Form 1116 Explanation Statement: What You Need to File With Your Foreign Tax Credit Application

Form 1116 Explanation Statement: What You Need to File With Your Foreign Tax Credit Application
January 28, 2020

The Foreign Tax Credit is one of the single most important things for an expat to know. In order to qualify, you’ll need to attach a series of documents explaining how you calculated the credit, which we call the Form 1116 explanation statement. Find out what kind of Form 1116 explanation statements the IRS is expecting and how to correctly document everything to be eligible for the Foreign Tax Credit.

When Are Form 1116 Explanation Statements Necessary?

While several different situations may require a Form 1116 explanation statement to the IRS, the most common use is to explain your Foreign Tax Credit calculation. Any expat who wants to claim this tax credit must submit a statement that shows how the amount was calculated in Part II of Form 1116.

What to Include in Your Form 1116 Explanation Statement

1. Your Foreign Tax Credit Calculation

First, calculate the Foreign Tax Credit with the limitation guidelines. Your Foreign Tax Credit cannot exceed your total US tax obligation multiplied by a fraction. The fraction is your taxable foreign income divided by your total taxable income from US and foreign sources.

The Foreign Tax Credit Formula:

(Foreign Source Taxable Income ÷ Total Taxable Income Before Exemptions) x Total US Tax = Foreign Sourced US Tax

2. Conversion Rates

Before calculating the Foreign Tax Credit, you have to use a conversion rate to get all figures to a common currency. You’ll use a Form 1116 explanation statement to show the converter you used and the date on which it was determined. is an excellent source for reliable conversion rates.

3. Dates for the Conversion Rates You Used

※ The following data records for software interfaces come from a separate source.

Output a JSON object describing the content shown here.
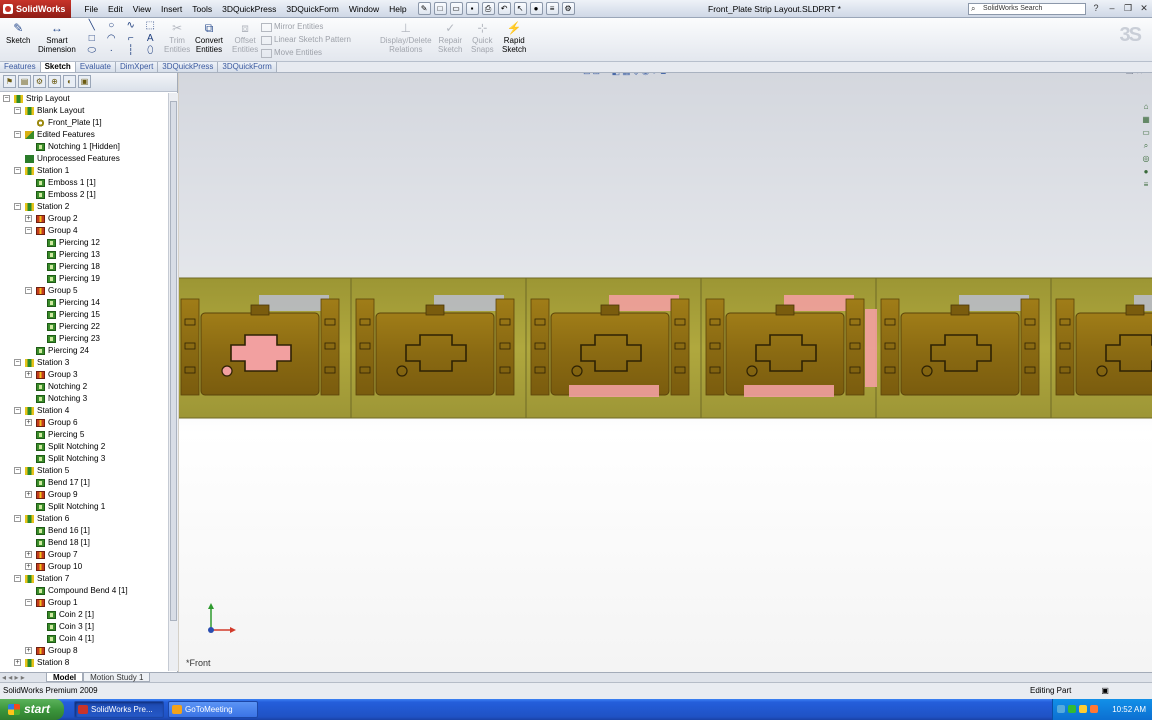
{
  "app": {
    "logo_text": "SolidWorks",
    "document_title": "Front_Plate Strip Layout.SLDPRT *",
    "search_placeholder": "SolidWorks Search"
  },
  "menu": [
    "File",
    "Edit",
    "View",
    "Insert",
    "Tools",
    "3DQuickPress",
    "3DQuickForm",
    "Window",
    "Help"
  ],
  "commands": {
    "sketch": "Sketch",
    "smart_dimension_1": "Smart",
    "smart_dimension_2": "Dimension",
    "trim_1": "Trim",
    "trim_2": "Entities",
    "convert_1": "Convert",
    "convert_2": "Entities",
    "offset_1": "Offset",
    "offset_2": "Entities",
    "mirror": "Mirror Entities",
    "linear_pattern": "Linear Sketch Pattern",
    "move": "Move Entities",
    "display_delete_1": "Display/Delete",
    "display_delete_2": "Relations",
    "repair_1": "Repair",
    "repair_2": "Sketch",
    "quick_snaps_1": "Quick",
    "quick_snaps_2": "Snaps",
    "rapid_1": "Rapid",
    "rapid_2": "Sketch"
  },
  "tabs": [
    "Features",
    "Sketch",
    "Evaluate",
    "DimXpert",
    "3DQuickPress",
    "3DQuickForm"
  ],
  "active_tab": "Sketch",
  "tree": [
    {
      "label": "Strip Layout",
      "level": 0,
      "exp": "-",
      "icon": "station"
    },
    {
      "label": "Blank Layout",
      "level": 1,
      "exp": "-",
      "icon": "station"
    },
    {
      "label": "Front_Plate [1]",
      "level": 2,
      "exp": "",
      "icon": "eye"
    },
    {
      "label": "Edited Features",
      "level": 1,
      "exp": "-",
      "icon": "edit"
    },
    {
      "label": "Notching 1 [Hidden]",
      "level": 2,
      "exp": "",
      "icon": "feat"
    },
    {
      "label": "Unprocessed Features",
      "level": 1,
      "exp": "",
      "icon": "unproc"
    },
    {
      "label": "Station 1",
      "level": 1,
      "exp": "-",
      "icon": "station"
    },
    {
      "label": "Emboss 1 [1]",
      "level": 2,
      "exp": "",
      "icon": "feat"
    },
    {
      "label": "Emboss 2 [1]",
      "level": 2,
      "exp": "",
      "icon": "feat"
    },
    {
      "label": "Station 2",
      "level": 1,
      "exp": "-",
      "icon": "station"
    },
    {
      "label": "Group 2",
      "level": 2,
      "exp": "+",
      "icon": "group"
    },
    {
      "label": "Group 4",
      "level": 2,
      "exp": "-",
      "icon": "group"
    },
    {
      "label": "Piercing 12",
      "level": 3,
      "exp": "",
      "icon": "feat"
    },
    {
      "label": "Piercing 13",
      "level": 3,
      "exp": "",
      "icon": "feat"
    },
    {
      "label": "Piercing 18",
      "level": 3,
      "exp": "",
      "icon": "feat"
    },
    {
      "label": "Piercing 19",
      "level": 3,
      "exp": "",
      "icon": "feat"
    },
    {
      "label": "Group 5",
      "level": 2,
      "exp": "-",
      "icon": "group"
    },
    {
      "label": "Piercing 14",
      "level": 3,
      "exp": "",
      "icon": "feat"
    },
    {
      "label": "Piercing 15",
      "level": 3,
      "exp": "",
      "icon": "feat"
    },
    {
      "label": "Piercing 22",
      "level": 3,
      "exp": "",
      "icon": "feat"
    },
    {
      "label": "Piercing 23",
      "level": 3,
      "exp": "",
      "icon": "feat"
    },
    {
      "label": "Piercing 24",
      "level": 2,
      "exp": "",
      "icon": "feat"
    },
    {
      "label": "Station 3",
      "level": 1,
      "exp": "-",
      "icon": "station"
    },
    {
      "label": "Group 3",
      "level": 2,
      "exp": "+",
      "icon": "group"
    },
    {
      "label": "Notching 2",
      "level": 2,
      "exp": "",
      "icon": "feat"
    },
    {
      "label": "Notching 3",
      "level": 2,
      "exp": "",
      "icon": "feat"
    },
    {
      "label": "Station 4",
      "level": 1,
      "exp": "-",
      "icon": "station"
    },
    {
      "label": "Group 6",
      "level": 2,
      "exp": "+",
      "icon": "group"
    },
    {
      "label": "Piercing 5",
      "level": 2,
      "exp": "",
      "icon": "feat"
    },
    {
      "label": "Split Notching 2",
      "level": 2,
      "exp": "",
      "icon": "feat"
    },
    {
      "label": "Split Notching 3",
      "level": 2,
      "exp": "",
      "icon": "feat"
    },
    {
      "label": "Station 5",
      "level": 1,
      "exp": "-",
      "icon": "station"
    },
    {
      "label": "Bend 17 [1]",
      "level": 2,
      "exp": "",
      "icon": "feat"
    },
    {
      "label": "Group 9",
      "level": 2,
      "exp": "+",
      "icon": "group"
    },
    {
      "label": "Split Notching 1",
      "level": 2,
      "exp": "",
      "icon": "feat"
    },
    {
      "label": "Station 6",
      "level": 1,
      "exp": "-",
      "icon": "station"
    },
    {
      "label": "Bend 16 [1]",
      "level": 2,
      "exp": "",
      "icon": "feat"
    },
    {
      "label": "Bend 18 [1]",
      "level": 2,
      "exp": "",
      "icon": "feat"
    },
    {
      "label": "Group 7",
      "level": 2,
      "exp": "+",
      "icon": "group"
    },
    {
      "label": "Group 10",
      "level": 2,
      "exp": "+",
      "icon": "group"
    },
    {
      "label": "Station 7",
      "level": 1,
      "exp": "-",
      "icon": "station"
    },
    {
      "label": "Compound Bend 4 [1]",
      "level": 2,
      "exp": "",
      "icon": "feat"
    },
    {
      "label": "Group 1",
      "level": 2,
      "exp": "-",
      "icon": "group"
    },
    {
      "label": "Coin 2 [1]",
      "level": 3,
      "exp": "",
      "icon": "feat"
    },
    {
      "label": "Coin 3 [1]",
      "level": 3,
      "exp": "",
      "icon": "feat"
    },
    {
      "label": "Coin 4 [1]",
      "level": 3,
      "exp": "",
      "icon": "feat"
    },
    {
      "label": "Group 8",
      "level": 2,
      "exp": "+",
      "icon": "group"
    },
    {
      "label": "Station 8",
      "level": 1,
      "exp": "+",
      "icon": "station"
    }
  ],
  "graphics": {
    "view_label": "*Front",
    "colors": {
      "strip": "#ada43a",
      "part": "#8a6c14",
      "highlight": "#f2a0a0",
      "slot": "#b9bcc8"
    }
  },
  "bottom_tabs": [
    "Model",
    "Motion Study 1"
  ],
  "status": {
    "left": "SolidWorks Premium 2009",
    "mode": "Editing Part"
  },
  "taskbar": {
    "start": "start",
    "tasks": [
      "SolidWorks Pre...",
      "GoToMeeting"
    ],
    "clock": "10:52 AM"
  }
}
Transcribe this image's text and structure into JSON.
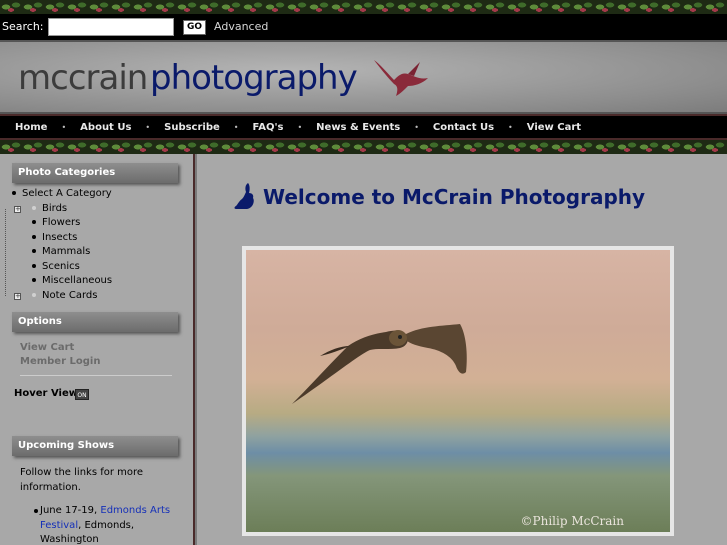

If you want to use the exchange rate on the date that you were paid, you can simply make that election on your Federal Tax Return. To do so, just attach your Form 1116 explanation statement explaining your preference to use the currency conversion on the date you were paid, and ensure that your taxes are filed by the deadline.

Which Statements Do You Need to Submit with Form 1116?

Depending on your circumstances, you may need to include a variety of statements along with your expat tax return. Examples include the following:

  • Alternative basis compensation source statement
  • Election to use exchange rate statement
  • Financial services active financing income statement
  • Foreign audit explanation statement
  • Foreign income related expenses statement
  • Foreign income net adjustment statement
  • Foreign tax credit carryback computation statement
  • Foreign tax reduction statement
  • Foreign tax withheld on dividends statement
  • Foreign tax withheld on interest statement
  • Foreign tax withheld on rents and royalties statement
  • Other currency tax paid statement
  • Other deductions not related statement

That’s a lot of statements. Luckily, only a few of these are routinely required.

Using Form 1116 Explanation Statements to Amend a Foreign Tax Credit

If you claim to have paid foreign taxes and then receive an unexpected refund for any part of those taxes by the foreign government, you will need to issue an amended return recalculating your Foreign Tax Credit. In this case, you will file a 1040X and attach a Form 1116 explanation statement so the IRS can redetermine your US tax liability for the applicable tax years.

What to Include in Your Revised Explanation Statement

The IRS will expect your name, address, and taxpayer identification number, the tax year this info will affect, the dates the foreign taxes were accrued and paid, the amount paid and the currency conversion used. They will also require all the necessary information to determine interest due.

Greenback Can Help You File Form 1116

Greenback accountants are the experts, so let us make your taxes easy. When you get started today you’ll experience the most hassle-free tax prep imaginable!

Confused about when you need to file? We can help.

When you live in the US, tax day is simple: April 15th! When you move abroad, it’s not so straightforward! Learn about all the expat deadlines and extensions you need to know to file.

  • Hidden
  • Hidden
  • Hidden
  • Hidden
  • Hidden
  • Hidden
  • Hidden
  • By entering your email, you agree to receive emails from Greenback. You may opt out at any time per our Privacy Policy.
  • Hidden
  • Hidden
  • This field is for validation purposes and should be left unchanged.
Share via